_INFORMATION SUPPLIED_
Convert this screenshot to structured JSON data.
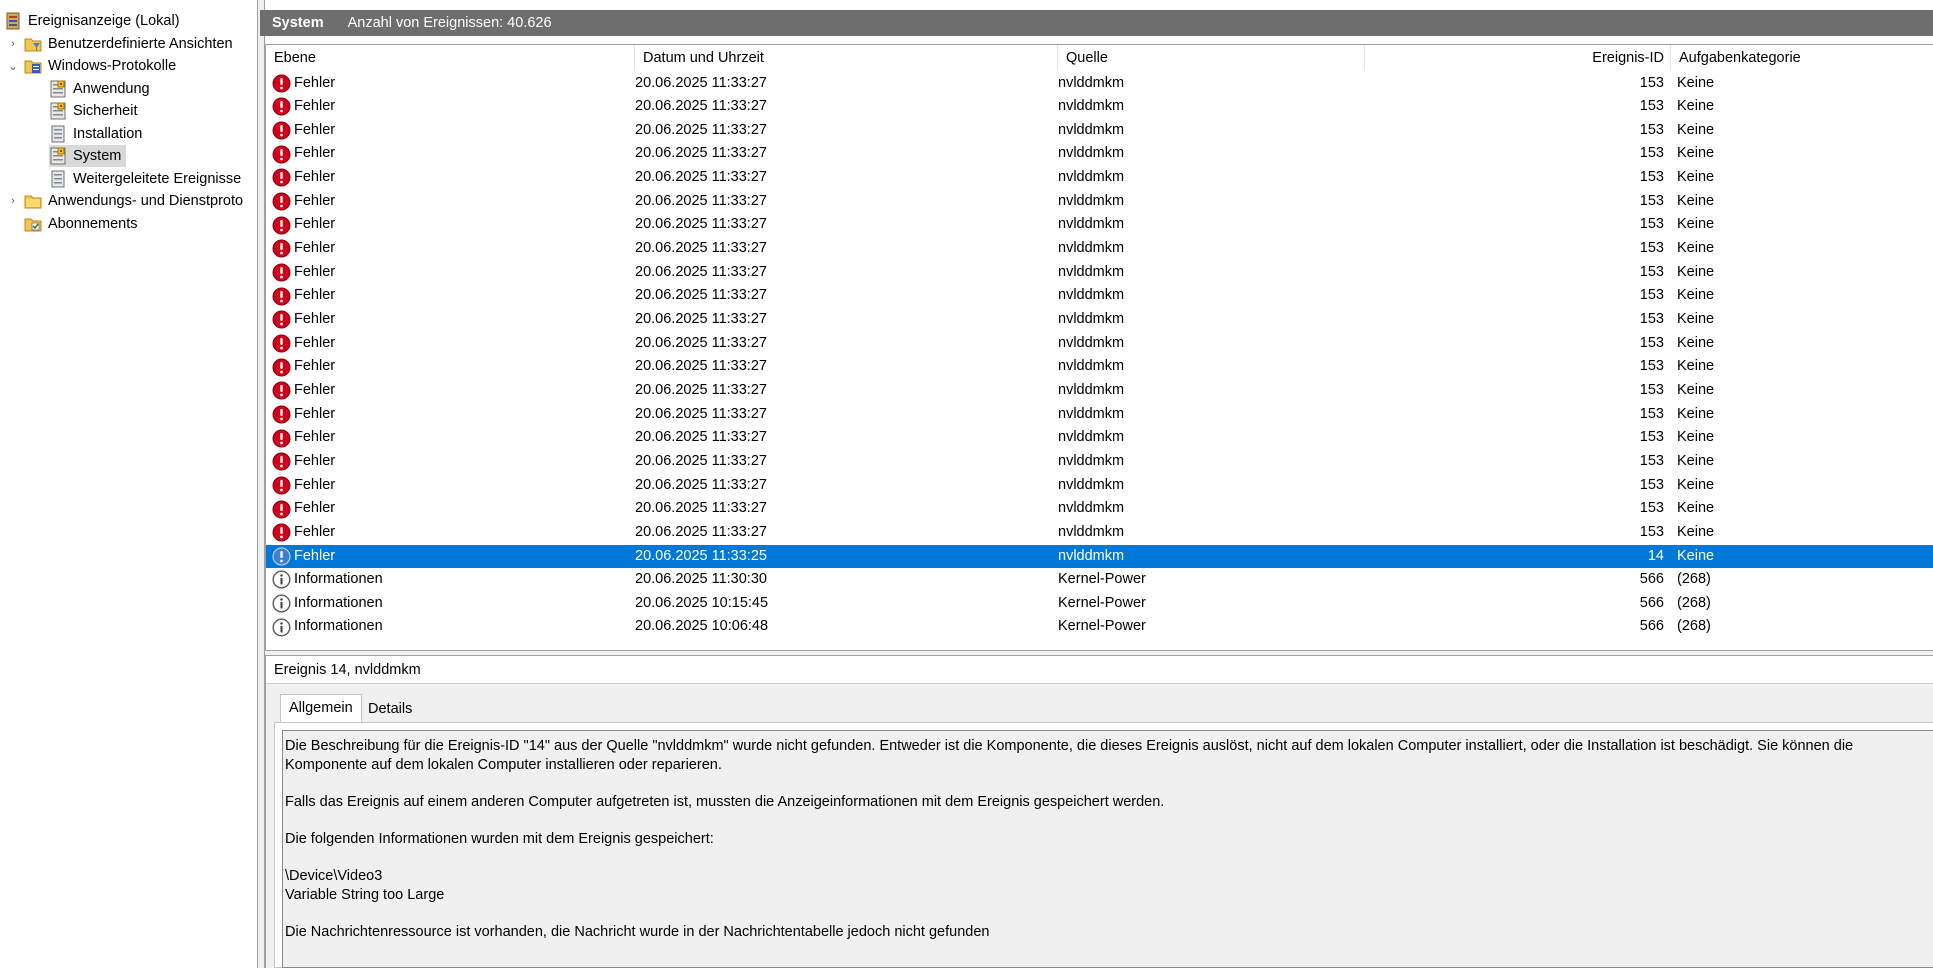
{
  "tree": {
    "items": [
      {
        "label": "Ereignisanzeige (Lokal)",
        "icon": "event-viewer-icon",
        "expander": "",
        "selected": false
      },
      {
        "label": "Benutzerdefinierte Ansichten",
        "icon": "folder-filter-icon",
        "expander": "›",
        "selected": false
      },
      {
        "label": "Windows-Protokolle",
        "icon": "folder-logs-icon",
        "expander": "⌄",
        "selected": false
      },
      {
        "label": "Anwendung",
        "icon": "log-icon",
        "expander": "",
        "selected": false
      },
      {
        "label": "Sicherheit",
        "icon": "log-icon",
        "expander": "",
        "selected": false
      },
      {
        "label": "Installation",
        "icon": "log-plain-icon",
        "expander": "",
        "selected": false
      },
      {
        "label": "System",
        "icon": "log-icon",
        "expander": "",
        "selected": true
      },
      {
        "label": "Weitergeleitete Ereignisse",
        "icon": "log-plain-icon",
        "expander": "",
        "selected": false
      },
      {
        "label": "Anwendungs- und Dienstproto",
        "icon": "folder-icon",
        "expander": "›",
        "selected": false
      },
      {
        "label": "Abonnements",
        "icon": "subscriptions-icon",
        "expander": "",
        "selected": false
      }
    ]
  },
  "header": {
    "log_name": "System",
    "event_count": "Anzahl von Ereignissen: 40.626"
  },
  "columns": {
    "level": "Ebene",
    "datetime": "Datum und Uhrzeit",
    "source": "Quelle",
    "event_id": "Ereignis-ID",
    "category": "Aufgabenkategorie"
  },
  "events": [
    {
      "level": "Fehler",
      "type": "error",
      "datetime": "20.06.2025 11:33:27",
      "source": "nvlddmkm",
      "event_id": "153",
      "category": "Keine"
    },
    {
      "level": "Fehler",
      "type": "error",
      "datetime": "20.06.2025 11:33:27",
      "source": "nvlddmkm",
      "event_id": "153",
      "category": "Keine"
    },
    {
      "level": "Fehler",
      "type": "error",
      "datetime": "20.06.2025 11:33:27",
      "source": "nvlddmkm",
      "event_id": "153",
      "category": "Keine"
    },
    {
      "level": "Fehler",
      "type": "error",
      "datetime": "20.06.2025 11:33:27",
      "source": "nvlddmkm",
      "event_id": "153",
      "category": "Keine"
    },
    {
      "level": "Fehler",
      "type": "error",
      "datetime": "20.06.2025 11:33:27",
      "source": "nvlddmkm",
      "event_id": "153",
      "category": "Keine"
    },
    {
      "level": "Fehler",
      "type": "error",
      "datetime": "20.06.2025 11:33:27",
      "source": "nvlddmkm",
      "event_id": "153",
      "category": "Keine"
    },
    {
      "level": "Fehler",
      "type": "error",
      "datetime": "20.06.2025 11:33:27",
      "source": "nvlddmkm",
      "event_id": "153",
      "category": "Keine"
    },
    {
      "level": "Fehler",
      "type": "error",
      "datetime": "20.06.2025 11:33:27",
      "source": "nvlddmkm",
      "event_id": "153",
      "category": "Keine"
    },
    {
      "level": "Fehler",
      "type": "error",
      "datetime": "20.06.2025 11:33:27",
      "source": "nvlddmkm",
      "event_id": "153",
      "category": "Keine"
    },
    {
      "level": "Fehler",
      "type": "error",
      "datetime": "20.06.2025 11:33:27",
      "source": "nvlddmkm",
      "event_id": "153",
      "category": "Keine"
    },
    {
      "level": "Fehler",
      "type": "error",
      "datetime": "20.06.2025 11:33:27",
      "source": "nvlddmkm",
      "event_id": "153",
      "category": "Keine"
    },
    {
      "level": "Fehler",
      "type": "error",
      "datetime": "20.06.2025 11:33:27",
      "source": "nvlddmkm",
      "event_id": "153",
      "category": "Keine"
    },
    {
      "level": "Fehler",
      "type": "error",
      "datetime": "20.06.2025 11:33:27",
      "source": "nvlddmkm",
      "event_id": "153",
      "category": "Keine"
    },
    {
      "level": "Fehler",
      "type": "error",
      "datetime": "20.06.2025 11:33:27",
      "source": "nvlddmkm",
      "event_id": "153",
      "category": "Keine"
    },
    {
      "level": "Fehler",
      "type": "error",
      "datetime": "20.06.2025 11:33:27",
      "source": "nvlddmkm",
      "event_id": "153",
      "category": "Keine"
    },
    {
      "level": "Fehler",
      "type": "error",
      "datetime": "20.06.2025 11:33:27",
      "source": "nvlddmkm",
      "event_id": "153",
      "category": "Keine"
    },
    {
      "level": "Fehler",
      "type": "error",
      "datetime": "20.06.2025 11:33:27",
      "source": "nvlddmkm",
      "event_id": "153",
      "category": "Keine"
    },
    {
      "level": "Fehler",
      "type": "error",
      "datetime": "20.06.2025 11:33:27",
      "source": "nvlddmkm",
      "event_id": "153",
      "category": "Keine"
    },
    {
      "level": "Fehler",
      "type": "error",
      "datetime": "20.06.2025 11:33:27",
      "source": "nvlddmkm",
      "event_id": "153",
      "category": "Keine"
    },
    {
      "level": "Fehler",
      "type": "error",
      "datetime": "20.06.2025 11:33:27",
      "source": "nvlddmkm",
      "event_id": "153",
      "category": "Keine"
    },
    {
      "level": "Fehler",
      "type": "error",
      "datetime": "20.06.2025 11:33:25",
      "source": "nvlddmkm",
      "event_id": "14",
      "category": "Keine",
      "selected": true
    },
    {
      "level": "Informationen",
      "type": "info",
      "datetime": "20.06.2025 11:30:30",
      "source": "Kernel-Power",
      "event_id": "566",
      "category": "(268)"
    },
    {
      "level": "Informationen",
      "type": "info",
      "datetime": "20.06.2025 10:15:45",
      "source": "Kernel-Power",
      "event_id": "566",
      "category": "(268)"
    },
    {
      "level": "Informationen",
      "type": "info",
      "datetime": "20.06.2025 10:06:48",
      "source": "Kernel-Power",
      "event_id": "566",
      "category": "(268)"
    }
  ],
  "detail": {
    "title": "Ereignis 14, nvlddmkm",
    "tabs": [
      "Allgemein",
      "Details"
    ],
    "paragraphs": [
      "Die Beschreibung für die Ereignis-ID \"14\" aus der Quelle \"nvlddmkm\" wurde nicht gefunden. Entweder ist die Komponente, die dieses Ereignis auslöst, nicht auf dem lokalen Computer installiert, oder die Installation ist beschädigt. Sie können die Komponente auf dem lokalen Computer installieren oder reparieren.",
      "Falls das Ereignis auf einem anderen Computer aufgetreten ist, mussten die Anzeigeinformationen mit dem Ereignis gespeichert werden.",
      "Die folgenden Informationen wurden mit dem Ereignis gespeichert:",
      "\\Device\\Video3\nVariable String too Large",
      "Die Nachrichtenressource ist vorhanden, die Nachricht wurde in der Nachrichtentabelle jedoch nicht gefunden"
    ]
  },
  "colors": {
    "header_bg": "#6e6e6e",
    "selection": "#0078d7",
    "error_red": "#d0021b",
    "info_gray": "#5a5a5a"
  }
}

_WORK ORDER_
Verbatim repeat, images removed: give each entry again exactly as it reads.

_RESPONSE AREA_
Convert this screenshot to structured JSON data.
{
  "tree": {
    "items": [
      {
        "label": "Ereignisanzeige (Lokal)",
        "icon": "event-viewer-icon",
        "expander": "",
        "selected": false
      },
      {
        "label": "Benutzerdefinierte Ansichten",
        "icon": "folder-filter-icon",
        "expander": "›",
        "selected": false
      },
      {
        "label": "Windows-Protokolle",
        "icon": "folder-logs-icon",
        "expander": "⌄",
        "selected": false
      },
      {
        "label": "Anwendung",
        "icon": "log-icon",
        "expander": "",
        "selected": false
      },
      {
        "label": "Sicherheit",
        "icon": "log-icon",
        "expander": "",
        "selected": false
      },
      {
        "label": "Installation",
        "icon": "log-plain-icon",
        "expander": "",
        "selected": false
      },
      {
        "label": "System",
        "icon": "log-icon",
        "expander": "",
        "selected": true
      },
      {
        "label": "Weitergeleitete Ereignisse",
        "icon": "log-plain-icon",
        "expander": "",
        "selected": false
      },
      {
        "label": "Anwendungs- und Dienstproto",
        "icon": "folder-icon",
        "expander": "›",
        "selected": false
      },
      {
        "label": "Abonnements",
        "icon": "subscriptions-icon",
        "expander": "",
        "selected": false
      }
    ]
  },
  "header": {
    "log_name": "System",
    "event_count": "Anzahl von Ereignissen: 40.626"
  },
  "columns": {
    "level": "Ebene",
    "datetime": "Datum und Uhrzeit",
    "source": "Quelle",
    "event_id": "Ereignis-ID",
    "category": "Aufgabenkategorie"
  },
  "events": [
    {
      "level": "Fehler",
      "type": "error",
      "datetime": "20.06.2025 11:33:27",
      "source": "nvlddmkm",
      "event_id": "153",
      "category": "Keine"
    },
    {
      "level": "Fehler",
      "type": "error",
      "datetime": "20.06.2025 11:33:27",
      "source": "nvlddmkm",
      "event_id": "153",
      "category": "Keine"
    },
    {
      "level": "Fehler",
      "type": "error",
      "datetime": "20.06.2025 11:33:27",
      "source": "nvlddmkm",
      "event_id": "153",
      "category": "Keine"
    },
    {
      "level": "Fehler",
      "type": "error",
      "datetime": "20.06.2025 11:33:27",
      "source": "nvlddmkm",
      "event_id": "153",
      "category": "Keine"
    },
    {
      "level": "Fehler",
      "type": "error",
      "datetime": "20.06.2025 11:33:27",
      "source": "nvlddmkm",
      "event_id": "153",
      "category": "Keine"
    },
    {
      "level": "Fehler",
      "type": "error",
      "datetime": "20.06.2025 11:33:27",
      "source": "nvlddmkm",
      "event_id": "153",
      "category": "Keine"
    },
    {
      "level": "Fehler",
      "type": "error",
      "datetime": "20.06.2025 11:33:27",
      "source": "nvlddmkm",
      "event_id": "153",
      "category": "Keine"
    },
    {
      "level": "Fehler",
      "type": "error",
      "datetime": "20.06.2025 11:33:27",
      "source": "nvlddmkm",
      "event_id": "153",
      "category": "Keine"
    },
    {
      "level": "Fehler",
      "type": "error",
      "datetime": "20.06.2025 11:33:27",
      "source": "nvlddmkm",
      "event_id": "153",
      "category": "Keine"
    },
    {
      "level": "Fehler",
      "type": "error",
      "datetime": "20.06.2025 11:33:27",
      "source": "nvlddmkm",
      "event_id": "153",
      "category": "Keine"
    },
    {
      "level": "Fehler",
      "type": "error",
      "datetime": "20.06.2025 11:33:27",
      "source": "nvlddmkm",
      "event_id": "153",
      "category": "Keine"
    },
    {
      "level": "Fehler",
      "type": "error",
      "datetime": "20.06.2025 11:33:27",
      "source": "nvlddmkm",
      "event_id": "153",
      "category": "Keine"
    },
    {
      "level": "Fehler",
      "type": "error",
      "datetime": "20.06.2025 11:33:27",
      "source": "nvlddmkm",
      "event_id": "153",
      "category": "Keine"
    },
    {
      "level": "Fehler",
      "type": "error",
      "datetime": "20.06.2025 11:33:27",
      "source": "nvlddmkm",
      "event_id": "153",
      "category": "Keine"
    },
    {
      "level": "Fehler",
      "type": "error",
      "datetime": "20.06.2025 11:33:27",
      "source": "nvlddmkm",
      "event_id": "153",
      "category": "Keine"
    },
    {
      "level": "Fehler",
      "type": "error",
      "datetime": "20.06.2025 11:33:27",
      "source": "nvlddmkm",
      "event_id": "153",
      "category": "Keine"
    },
    {
      "level": "Fehler",
      "type": "error",
      "datetime": "20.06.2025 11:33:27",
      "source": "nvlddmkm",
      "event_id": "153",
      "category": "Keine"
    },
    {
      "level": "Fehler",
      "type": "error",
      "datetime": "20.06.2025 11:33:27",
      "source": "nvlddmkm",
      "event_id": "153",
      "category": "Keine"
    },
    {
      "level": "Fehler",
      "type": "error",
      "datetime": "20.06.2025 11:33:27",
      "source": "nvlddmkm",
      "event_id": "153",
      "category": "Keine"
    },
    {
      "level": "Fehler",
      "type": "error",
      "datetime": "20.06.2025 11:33:27",
      "source": "nvlddmkm",
      "event_id": "153",
      "category": "Keine"
    },
    {
      "level": "Fehler",
      "type": "error",
      "datetime": "20.06.2025 11:33:25",
      "source": "nvlddmkm",
      "event_id": "14",
      "category": "Keine",
      "selected": true
    },
    {
      "level": "Informationen",
      "type": "info",
      "datetime": "20.06.2025 11:30:30",
      "source": "Kernel-Power",
      "event_id": "566",
      "category": "(268)"
    },
    {
      "level": "Informationen",
      "type": "info",
      "datetime": "20.06.2025 10:15:45",
      "source": "Kernel-Power",
      "event_id": "566",
      "category": "(268)"
    },
    {
      "level": "Informationen",
      "type": "info",
      "datetime": "20.06.2025 10:06:48",
      "source": "Kernel-Power",
      "event_id": "566",
      "category": "(268)"
    }
  ],
  "detail": {
    "title": "Ereignis 14, nvlddmkm",
    "tabs": [
      "Allgemein",
      "Details"
    ],
    "paragraphs": [
      "Die Beschreibung für die Ereignis-ID \"14\" aus der Quelle \"nvlddmkm\" wurde nicht gefunden. Entweder ist die Komponente, die dieses Ereignis auslöst, nicht auf dem lokalen Computer installiert, oder die Installation ist beschädigt. Sie können die Komponente auf dem lokalen Computer installieren oder reparieren.",
      "Falls das Ereignis auf einem anderen Computer aufgetreten ist, mussten die Anzeigeinformationen mit dem Ereignis gespeichert werden.",
      "Die folgenden Informationen wurden mit dem Ereignis gespeichert:",
      "\\Device\\Video3\nVariable String too Large",
      "Die Nachrichtenressource ist vorhanden, die Nachricht wurde in der Nachrichtentabelle jedoch nicht gefunden"
    ]
  },
  "colors": {
    "header_bg": "#6e6e6e",
    "selection": "#0078d7",
    "error_red": "#d0021b",
    "info_gray": "#5a5a5a"
  }
}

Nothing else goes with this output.